Since energy conservation is the theme and focus of the building, almost every aspect of the design reflects this. The first step that Zon-e took to conserve energy was to maximize the usage of natural light, cutting down on electricity costs. The plan of the building is a series of layers, which let light flow freely from space to space. A central north facing skylight stands over an open air space in the middle of the building, which is surrounded by offices and staircases. The light from the skylight reaches the offices, as the walls were designed to not reach the ceiling in order to let sunlight through.

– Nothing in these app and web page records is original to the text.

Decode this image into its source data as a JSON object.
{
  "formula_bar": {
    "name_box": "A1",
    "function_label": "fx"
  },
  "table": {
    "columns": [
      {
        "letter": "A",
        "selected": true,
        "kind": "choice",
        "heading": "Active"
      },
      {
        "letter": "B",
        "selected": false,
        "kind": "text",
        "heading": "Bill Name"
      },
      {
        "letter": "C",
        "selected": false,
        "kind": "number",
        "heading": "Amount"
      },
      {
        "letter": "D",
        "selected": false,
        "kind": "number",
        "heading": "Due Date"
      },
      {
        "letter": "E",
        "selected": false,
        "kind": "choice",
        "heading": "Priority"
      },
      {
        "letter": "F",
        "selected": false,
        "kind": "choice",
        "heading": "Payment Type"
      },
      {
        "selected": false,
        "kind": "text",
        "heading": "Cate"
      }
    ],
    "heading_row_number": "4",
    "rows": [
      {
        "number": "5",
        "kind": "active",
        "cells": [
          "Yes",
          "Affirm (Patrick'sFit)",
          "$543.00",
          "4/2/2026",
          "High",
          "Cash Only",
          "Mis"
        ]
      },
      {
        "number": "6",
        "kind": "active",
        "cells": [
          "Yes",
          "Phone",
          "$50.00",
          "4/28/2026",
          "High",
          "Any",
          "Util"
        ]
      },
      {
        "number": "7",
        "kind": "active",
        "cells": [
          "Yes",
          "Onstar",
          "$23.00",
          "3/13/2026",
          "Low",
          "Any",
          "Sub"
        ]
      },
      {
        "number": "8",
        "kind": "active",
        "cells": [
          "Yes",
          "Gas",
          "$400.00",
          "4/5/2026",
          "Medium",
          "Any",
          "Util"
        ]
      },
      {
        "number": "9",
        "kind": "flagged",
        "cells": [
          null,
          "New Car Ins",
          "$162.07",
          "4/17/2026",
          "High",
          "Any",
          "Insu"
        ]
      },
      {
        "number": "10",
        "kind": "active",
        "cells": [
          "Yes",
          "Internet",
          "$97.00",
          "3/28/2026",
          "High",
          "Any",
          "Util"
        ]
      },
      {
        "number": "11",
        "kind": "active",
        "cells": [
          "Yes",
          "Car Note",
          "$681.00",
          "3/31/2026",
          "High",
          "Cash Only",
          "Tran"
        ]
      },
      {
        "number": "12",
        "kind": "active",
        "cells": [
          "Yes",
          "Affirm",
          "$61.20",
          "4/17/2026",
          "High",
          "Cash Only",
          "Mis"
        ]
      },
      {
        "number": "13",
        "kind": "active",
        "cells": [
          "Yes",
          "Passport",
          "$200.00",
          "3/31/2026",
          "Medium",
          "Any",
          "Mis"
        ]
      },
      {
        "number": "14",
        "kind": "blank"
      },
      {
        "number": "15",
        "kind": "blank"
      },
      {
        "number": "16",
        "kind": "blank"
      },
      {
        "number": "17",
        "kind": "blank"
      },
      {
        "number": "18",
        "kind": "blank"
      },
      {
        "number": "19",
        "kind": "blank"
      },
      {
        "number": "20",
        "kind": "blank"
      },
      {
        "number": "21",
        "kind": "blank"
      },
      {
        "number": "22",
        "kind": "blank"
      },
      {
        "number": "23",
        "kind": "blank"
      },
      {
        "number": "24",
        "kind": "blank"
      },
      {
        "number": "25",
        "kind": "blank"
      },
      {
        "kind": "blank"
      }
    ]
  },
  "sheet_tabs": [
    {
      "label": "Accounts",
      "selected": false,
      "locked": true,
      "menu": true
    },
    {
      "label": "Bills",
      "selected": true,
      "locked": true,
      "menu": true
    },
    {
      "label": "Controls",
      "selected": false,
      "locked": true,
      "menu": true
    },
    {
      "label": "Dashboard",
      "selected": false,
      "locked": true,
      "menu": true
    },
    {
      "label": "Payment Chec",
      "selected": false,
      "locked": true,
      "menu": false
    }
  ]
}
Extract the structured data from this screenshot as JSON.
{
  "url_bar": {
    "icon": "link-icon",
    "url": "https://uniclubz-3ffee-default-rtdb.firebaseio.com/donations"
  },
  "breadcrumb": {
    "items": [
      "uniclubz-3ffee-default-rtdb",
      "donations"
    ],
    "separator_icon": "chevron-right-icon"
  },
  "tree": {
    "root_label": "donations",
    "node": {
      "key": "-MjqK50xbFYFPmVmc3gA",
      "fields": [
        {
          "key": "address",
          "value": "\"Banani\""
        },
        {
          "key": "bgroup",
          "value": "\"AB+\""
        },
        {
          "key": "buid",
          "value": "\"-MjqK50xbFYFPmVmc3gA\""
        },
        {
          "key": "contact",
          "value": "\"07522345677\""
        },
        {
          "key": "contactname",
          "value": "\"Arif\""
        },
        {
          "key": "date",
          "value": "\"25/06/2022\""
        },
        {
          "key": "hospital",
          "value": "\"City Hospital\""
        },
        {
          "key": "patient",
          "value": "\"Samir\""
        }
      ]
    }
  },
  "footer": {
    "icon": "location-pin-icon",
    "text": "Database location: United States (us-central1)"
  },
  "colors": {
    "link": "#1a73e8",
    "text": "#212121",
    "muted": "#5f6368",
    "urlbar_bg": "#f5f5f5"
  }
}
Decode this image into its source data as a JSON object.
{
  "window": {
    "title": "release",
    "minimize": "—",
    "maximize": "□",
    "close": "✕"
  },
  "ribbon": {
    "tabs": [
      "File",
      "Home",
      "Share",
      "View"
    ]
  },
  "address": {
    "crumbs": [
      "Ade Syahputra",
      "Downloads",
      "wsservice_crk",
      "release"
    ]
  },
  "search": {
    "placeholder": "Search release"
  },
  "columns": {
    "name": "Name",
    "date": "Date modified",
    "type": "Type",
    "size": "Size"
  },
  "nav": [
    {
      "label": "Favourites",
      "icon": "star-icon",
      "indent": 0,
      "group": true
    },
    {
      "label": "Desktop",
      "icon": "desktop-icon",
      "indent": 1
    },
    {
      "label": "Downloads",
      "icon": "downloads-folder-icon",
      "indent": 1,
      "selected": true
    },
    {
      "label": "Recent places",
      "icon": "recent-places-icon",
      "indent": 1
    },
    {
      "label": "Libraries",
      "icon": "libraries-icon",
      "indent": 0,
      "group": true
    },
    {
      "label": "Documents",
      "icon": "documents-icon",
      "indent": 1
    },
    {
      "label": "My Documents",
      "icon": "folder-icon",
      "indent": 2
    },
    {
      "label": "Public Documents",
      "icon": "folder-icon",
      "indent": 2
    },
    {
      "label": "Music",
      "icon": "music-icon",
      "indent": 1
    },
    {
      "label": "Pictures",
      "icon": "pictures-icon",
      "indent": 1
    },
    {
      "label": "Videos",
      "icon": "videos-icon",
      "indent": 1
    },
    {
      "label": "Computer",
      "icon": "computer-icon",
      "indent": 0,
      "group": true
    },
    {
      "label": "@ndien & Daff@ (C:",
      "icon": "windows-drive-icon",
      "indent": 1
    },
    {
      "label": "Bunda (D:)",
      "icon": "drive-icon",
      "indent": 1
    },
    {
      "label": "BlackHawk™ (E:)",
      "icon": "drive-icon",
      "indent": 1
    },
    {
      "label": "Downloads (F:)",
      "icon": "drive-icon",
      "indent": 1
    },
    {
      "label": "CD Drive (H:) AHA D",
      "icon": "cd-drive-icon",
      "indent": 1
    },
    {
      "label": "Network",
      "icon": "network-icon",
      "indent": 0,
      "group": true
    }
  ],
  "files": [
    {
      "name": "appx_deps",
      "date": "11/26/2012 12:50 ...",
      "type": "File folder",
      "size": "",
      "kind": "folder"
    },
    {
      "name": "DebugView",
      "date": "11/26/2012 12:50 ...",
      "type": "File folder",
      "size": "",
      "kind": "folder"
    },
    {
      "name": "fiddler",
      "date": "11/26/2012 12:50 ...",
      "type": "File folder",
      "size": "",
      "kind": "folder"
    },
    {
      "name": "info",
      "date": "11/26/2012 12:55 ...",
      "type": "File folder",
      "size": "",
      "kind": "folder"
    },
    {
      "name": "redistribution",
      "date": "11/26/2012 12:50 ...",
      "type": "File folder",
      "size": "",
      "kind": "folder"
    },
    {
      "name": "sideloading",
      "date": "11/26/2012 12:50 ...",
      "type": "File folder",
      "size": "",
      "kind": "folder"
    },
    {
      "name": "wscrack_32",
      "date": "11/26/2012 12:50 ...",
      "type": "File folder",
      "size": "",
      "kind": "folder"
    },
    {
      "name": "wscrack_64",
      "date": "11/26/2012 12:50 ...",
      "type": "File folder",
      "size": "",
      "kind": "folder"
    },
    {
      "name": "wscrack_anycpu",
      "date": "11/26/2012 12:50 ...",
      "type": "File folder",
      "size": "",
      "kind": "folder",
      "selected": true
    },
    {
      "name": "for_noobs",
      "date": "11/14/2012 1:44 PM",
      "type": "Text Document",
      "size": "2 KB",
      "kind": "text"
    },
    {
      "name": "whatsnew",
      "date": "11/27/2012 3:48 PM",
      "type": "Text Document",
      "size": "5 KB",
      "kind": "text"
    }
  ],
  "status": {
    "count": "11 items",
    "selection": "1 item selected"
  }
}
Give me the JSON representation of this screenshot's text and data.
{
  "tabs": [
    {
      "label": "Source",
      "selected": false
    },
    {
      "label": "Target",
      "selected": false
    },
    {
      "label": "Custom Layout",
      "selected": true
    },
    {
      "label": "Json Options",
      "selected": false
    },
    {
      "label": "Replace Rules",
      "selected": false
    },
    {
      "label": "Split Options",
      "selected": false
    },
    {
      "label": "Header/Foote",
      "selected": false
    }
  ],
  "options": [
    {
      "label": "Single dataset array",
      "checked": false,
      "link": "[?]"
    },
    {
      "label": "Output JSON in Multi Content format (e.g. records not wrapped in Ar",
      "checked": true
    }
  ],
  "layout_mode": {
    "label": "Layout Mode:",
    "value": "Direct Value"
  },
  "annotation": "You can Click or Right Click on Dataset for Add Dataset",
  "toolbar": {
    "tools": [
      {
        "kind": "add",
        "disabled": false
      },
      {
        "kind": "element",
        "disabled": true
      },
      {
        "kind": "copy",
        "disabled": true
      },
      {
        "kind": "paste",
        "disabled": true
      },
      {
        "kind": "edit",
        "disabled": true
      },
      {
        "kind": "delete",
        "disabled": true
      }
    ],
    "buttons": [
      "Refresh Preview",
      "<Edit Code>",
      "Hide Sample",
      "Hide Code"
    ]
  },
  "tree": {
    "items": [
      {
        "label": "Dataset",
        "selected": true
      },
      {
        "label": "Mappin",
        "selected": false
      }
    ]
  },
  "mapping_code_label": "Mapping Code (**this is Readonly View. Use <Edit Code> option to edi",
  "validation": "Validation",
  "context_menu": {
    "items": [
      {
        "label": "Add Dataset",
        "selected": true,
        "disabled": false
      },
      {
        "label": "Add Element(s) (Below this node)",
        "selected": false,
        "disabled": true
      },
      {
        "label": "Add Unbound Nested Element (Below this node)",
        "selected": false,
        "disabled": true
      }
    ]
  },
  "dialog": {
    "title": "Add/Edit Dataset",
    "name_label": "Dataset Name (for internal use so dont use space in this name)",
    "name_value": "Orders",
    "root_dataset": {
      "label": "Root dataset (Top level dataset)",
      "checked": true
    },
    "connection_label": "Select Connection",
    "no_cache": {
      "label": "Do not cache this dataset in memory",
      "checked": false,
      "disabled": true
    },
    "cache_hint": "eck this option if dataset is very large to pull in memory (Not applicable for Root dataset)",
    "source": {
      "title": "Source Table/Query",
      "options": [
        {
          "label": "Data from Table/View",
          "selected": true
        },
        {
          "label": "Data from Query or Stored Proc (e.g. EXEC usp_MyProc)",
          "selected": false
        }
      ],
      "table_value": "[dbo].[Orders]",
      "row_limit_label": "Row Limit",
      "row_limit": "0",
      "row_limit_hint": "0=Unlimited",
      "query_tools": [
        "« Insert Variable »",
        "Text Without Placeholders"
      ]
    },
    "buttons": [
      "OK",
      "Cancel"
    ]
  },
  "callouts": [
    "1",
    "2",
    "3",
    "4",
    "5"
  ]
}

Additionally, the entre façade, aside from the windows, forms a translucent skin, which glows at night and lets filtered light in during the day. The exoskeleton encases the translucent skin, and acts as a sun shade to reduce solar impact. The grid comes alive with varying colors of foliage that weave in and out and will eventually overtake the façade. These plants act as a natural filter on many levels, absorbing solar radiation in summer and insulating in the winter and at night. They also provide fresh air, moisten the breeze and infuse nature into the work day.
The active systems are just as impressive. Geothermal energy is the main power source for the City Hall, exchanging heat with the ground and water. Heat and cold inside of the building is maintained with a radiant floor and the help of a small boiler system on the roof that is only used sporadically. Ventilation occurs via the double skin, as well as the skylight which acts as a solar chimney. Altogether, this smart building has been estimated to have a 60% energy saving rating.
Via Arch Daily